For a few years now, my colleagues and I have been exploring the potential of these networks to find more ways drugs could ameliorate disease. When the coronavirus pandemic hit, we knew we had to try this approach and see if it could be used to rapidly find a treatment for this emerging threat. We immediately started mapping the extensive network of human proteins that SARS-CoV-2 hijacks so it can replicate.
Once we built this map, we pinpointed human proteins in the network that drugs could easily target. We found 69 compounds that influence the proteins in the coronavirus network. 29 of them are already FDA-approved treatments for other illnesses. On Jan. 25 we published a paper showing that one of the drugs, Aplidin (Plitidepsin), currently being used to treat cancer, is 27.5 times more potent than remdesivir in treating COVID-19, including one of the new variants The drug has been approved for phase 3 clinical trials in 12 countries as a treatment for the new coronavirus.
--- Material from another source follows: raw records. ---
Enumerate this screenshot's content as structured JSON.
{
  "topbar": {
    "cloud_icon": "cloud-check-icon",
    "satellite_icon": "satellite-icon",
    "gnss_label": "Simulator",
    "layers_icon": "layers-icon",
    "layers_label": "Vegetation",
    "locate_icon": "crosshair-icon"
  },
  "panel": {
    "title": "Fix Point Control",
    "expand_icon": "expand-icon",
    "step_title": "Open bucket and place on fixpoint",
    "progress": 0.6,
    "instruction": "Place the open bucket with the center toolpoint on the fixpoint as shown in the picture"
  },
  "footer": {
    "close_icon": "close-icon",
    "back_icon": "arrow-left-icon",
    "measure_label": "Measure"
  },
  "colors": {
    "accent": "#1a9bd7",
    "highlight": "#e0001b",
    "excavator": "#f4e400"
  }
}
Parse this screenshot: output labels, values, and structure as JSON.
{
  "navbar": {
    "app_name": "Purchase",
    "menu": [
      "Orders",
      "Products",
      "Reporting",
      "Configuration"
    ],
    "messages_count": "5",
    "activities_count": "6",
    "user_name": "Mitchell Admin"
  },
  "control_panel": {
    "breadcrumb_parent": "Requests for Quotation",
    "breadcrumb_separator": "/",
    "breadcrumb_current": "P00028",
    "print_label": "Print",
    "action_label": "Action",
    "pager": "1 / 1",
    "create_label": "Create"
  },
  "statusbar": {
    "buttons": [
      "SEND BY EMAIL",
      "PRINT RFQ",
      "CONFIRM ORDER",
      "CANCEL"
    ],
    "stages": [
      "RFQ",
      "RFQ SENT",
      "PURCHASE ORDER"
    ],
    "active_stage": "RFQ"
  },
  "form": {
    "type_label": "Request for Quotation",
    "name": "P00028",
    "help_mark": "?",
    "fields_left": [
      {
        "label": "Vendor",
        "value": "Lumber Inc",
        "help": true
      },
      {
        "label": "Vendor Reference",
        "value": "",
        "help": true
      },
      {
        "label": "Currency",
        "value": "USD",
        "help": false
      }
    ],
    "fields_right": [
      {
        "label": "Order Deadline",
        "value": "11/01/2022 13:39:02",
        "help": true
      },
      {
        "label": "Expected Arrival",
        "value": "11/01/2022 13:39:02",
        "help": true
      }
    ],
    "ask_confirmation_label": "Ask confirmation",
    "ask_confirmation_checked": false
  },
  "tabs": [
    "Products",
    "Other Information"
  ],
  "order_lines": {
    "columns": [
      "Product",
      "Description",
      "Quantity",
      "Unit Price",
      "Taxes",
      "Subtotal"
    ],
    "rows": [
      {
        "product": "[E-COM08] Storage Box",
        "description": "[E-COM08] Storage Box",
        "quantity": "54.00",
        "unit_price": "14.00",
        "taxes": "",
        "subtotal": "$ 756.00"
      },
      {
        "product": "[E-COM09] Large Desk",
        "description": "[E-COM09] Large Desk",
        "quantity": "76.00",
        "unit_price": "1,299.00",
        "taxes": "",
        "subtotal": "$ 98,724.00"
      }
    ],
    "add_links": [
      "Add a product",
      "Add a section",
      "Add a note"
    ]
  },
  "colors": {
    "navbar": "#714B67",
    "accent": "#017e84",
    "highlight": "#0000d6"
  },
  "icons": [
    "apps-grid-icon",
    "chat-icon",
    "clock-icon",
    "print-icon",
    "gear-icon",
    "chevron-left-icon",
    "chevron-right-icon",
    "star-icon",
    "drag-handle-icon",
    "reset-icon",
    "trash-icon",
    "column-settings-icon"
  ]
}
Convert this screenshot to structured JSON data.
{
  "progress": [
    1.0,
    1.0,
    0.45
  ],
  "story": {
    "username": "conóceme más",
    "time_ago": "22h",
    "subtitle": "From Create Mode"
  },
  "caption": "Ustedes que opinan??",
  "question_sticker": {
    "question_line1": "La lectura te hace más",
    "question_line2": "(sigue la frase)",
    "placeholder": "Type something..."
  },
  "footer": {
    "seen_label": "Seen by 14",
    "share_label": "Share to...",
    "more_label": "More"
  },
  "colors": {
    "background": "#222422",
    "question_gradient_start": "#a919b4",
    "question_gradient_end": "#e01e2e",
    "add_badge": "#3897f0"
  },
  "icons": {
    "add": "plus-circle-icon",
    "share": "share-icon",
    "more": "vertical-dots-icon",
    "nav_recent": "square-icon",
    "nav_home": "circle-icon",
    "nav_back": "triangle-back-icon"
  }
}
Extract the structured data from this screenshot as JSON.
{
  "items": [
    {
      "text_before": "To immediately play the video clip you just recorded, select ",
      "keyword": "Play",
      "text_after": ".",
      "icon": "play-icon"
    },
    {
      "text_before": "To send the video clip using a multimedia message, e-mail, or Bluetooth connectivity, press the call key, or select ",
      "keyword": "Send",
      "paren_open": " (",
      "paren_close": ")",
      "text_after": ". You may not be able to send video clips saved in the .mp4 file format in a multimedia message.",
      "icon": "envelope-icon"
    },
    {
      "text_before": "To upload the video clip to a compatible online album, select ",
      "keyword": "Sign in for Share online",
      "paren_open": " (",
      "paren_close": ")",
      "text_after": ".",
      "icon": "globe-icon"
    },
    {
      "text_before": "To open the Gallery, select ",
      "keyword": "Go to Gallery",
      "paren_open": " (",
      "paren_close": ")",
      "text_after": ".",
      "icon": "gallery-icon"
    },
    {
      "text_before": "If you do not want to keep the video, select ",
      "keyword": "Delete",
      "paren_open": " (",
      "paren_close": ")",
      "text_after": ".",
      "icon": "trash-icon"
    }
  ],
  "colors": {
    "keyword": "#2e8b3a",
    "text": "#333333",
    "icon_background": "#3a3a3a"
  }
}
But this idea of mapping the protein interactions of diseases to look for novel drug targets doesn’t apply just to the coronavirus. We have now used this approach on other pathogens as well as other diseases including cancer, neurodegenerative and psychiatric disorders.
These maps are allowing us to connect the dots among many seemingly disparate aspects of single diseases and discover new ways drugs could treat them. We hope this approach will allow us and researchers in other areas of medicine to discover new therapeutic strategies and also see whether any old drugs might be repurposed to treat other conditions.
ABOUT THE AUTHORS
Deborah Fuller, Professor of Microbiology, School of Medicine, University of Washington; Albert H. Titus, Professor of Biomedical Engineering, University at Buffalo, and Nevan Krogan, Professor and Director of Quantitative Biosciences Institute & Senior Investigator at the Gladstone Institutes, University of California, San Francisco
This article is courtesy of The Conversation.